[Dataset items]
◆ ◆ ◆ ◆

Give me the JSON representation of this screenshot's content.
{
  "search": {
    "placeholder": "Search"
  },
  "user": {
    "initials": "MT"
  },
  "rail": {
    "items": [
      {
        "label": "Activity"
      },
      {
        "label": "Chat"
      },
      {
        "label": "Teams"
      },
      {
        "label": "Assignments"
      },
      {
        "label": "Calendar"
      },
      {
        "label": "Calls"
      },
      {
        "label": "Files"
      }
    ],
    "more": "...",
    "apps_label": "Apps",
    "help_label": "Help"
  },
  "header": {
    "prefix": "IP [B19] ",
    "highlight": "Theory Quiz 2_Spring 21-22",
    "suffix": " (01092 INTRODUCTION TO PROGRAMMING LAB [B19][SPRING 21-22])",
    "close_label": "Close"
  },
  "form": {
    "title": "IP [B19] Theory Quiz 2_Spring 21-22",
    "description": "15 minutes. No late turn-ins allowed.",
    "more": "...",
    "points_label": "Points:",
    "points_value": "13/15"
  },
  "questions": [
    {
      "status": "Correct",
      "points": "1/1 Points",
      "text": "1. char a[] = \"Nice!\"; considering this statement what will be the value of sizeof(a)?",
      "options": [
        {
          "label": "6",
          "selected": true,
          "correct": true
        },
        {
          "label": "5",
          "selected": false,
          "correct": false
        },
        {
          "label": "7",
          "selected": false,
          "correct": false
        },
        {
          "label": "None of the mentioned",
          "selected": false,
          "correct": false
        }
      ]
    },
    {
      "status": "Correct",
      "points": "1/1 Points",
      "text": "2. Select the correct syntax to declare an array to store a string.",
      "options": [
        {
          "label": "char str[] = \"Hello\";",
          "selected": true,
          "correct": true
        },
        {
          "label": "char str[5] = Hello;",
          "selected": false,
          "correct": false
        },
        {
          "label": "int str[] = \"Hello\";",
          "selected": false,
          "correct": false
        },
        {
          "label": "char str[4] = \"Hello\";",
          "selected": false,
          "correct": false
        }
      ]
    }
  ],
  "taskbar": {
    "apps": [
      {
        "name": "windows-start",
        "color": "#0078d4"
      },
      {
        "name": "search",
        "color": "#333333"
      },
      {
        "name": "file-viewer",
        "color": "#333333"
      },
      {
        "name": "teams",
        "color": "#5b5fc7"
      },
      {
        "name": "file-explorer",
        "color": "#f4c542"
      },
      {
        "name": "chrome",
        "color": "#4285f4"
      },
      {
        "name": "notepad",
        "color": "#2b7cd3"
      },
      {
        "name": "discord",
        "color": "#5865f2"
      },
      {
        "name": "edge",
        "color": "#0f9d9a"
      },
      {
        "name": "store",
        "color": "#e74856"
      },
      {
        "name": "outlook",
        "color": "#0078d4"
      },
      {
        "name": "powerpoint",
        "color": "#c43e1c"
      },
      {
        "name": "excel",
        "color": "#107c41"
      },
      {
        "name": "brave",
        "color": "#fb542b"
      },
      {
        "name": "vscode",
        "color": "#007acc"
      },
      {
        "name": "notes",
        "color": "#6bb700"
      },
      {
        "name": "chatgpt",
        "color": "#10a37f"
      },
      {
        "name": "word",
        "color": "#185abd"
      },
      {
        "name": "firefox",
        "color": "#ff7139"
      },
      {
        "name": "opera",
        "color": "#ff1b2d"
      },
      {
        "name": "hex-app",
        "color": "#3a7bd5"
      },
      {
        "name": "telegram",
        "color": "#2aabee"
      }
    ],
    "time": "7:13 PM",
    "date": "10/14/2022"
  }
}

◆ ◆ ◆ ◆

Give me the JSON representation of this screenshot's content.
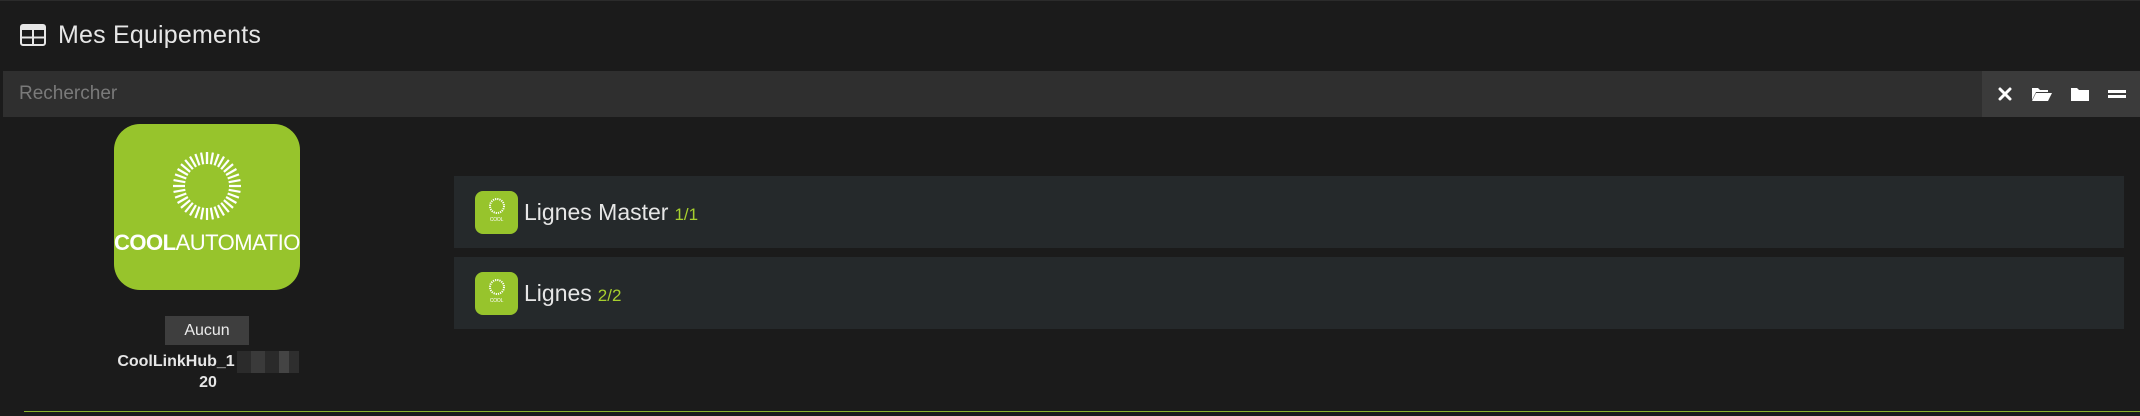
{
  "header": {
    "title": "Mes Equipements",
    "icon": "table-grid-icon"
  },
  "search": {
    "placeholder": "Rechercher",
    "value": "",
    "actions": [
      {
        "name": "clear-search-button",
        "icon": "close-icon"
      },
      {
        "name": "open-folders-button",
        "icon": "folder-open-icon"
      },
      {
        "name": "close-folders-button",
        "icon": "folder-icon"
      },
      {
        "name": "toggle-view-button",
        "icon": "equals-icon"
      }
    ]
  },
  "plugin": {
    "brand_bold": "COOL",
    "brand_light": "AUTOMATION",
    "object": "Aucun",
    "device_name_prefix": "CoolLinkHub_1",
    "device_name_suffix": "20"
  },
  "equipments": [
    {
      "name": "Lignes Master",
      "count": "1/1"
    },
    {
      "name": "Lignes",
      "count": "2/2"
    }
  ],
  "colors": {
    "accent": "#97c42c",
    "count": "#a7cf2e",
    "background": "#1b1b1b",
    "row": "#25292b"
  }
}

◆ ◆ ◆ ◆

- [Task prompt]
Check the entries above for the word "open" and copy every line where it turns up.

- [Reply to the task]
        "name": "open-folders-button",
        "icon": "folder-open-icon"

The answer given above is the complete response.